``Because we send out mail in large numbers, it becomes a pattern for spam senders,'' said Basil Dancy, a county computer software engineer.
The problem started last year with frequent alerts during an unusually busy hurricane season when four major storms hit Florida, including two _ Frances and Jeanne _ that swept over Indian River County with winds above 100 mph.
About 4,200 people signed up for the county's e-mail alert service, offering quick alerts on hurricanes, tornadoes and other weather emergenciess.
``In the 16 years I've been in this office, it is the No. 1 thing that best informs the public,'' said Nathan McCollum, the county's emergency management coordinator.
But not everyone was receiving the alerts. ``We know it's going out but, in the heat of the moment, it's not a reliable system,'' McCollum said.
The county is working with AOL to fix the problem.

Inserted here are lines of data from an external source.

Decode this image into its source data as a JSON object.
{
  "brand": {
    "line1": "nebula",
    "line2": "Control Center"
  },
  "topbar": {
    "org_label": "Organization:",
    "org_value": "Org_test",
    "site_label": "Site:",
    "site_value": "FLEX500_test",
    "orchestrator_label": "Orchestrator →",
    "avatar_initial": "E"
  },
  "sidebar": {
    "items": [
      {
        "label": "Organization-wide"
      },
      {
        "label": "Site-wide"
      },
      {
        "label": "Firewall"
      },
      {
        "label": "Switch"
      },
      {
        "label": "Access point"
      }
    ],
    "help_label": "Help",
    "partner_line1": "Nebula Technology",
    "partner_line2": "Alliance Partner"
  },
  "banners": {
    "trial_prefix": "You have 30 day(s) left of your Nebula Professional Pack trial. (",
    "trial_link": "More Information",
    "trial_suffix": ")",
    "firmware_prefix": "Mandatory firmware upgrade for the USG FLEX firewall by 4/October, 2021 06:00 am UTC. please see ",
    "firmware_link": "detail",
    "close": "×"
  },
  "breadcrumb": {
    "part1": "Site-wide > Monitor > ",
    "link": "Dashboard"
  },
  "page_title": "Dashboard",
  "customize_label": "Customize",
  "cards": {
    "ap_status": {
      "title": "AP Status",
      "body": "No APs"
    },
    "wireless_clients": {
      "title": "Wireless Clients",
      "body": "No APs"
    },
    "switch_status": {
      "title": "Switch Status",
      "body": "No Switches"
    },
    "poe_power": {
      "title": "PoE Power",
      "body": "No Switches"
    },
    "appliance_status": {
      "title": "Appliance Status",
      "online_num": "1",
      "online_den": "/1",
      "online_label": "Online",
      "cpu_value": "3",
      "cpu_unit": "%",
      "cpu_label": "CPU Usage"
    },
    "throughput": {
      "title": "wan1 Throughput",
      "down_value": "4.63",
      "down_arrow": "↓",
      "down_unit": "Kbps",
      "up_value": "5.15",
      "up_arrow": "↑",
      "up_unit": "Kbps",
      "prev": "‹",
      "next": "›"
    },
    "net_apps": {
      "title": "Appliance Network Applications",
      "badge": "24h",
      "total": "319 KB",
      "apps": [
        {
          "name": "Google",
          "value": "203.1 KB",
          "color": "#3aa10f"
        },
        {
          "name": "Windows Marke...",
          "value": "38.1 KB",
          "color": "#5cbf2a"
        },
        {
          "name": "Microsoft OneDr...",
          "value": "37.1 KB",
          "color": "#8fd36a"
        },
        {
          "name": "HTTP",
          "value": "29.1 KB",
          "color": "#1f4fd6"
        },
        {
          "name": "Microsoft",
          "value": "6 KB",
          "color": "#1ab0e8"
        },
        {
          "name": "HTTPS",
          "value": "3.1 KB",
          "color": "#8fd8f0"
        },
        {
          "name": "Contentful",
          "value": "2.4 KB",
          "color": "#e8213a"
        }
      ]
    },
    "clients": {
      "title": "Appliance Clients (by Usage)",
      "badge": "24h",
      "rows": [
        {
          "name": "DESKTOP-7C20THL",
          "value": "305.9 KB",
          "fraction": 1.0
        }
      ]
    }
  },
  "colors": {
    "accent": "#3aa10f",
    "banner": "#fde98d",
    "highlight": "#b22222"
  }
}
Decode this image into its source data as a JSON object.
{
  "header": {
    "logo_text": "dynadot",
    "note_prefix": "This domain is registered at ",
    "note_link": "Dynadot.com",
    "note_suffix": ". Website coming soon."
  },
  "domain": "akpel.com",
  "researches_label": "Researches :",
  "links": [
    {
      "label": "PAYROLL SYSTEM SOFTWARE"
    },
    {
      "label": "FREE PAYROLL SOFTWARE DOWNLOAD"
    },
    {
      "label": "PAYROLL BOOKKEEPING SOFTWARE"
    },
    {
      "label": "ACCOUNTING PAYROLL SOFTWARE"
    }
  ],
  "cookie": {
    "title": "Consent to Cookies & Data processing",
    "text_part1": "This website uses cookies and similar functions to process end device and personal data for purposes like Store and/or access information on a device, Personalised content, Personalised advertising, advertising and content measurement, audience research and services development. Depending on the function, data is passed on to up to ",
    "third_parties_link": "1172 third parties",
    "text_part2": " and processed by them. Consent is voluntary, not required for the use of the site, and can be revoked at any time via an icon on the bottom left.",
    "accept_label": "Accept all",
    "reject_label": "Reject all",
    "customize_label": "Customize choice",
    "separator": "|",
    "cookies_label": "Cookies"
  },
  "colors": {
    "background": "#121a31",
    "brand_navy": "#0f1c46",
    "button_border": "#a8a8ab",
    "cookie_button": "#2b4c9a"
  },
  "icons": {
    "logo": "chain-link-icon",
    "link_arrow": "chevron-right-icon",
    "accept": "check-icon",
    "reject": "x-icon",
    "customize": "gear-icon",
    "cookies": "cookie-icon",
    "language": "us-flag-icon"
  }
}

In the meantime, AOL users are being told to put the county's e-mail account in their computer's address book so their computers know to accept the messages.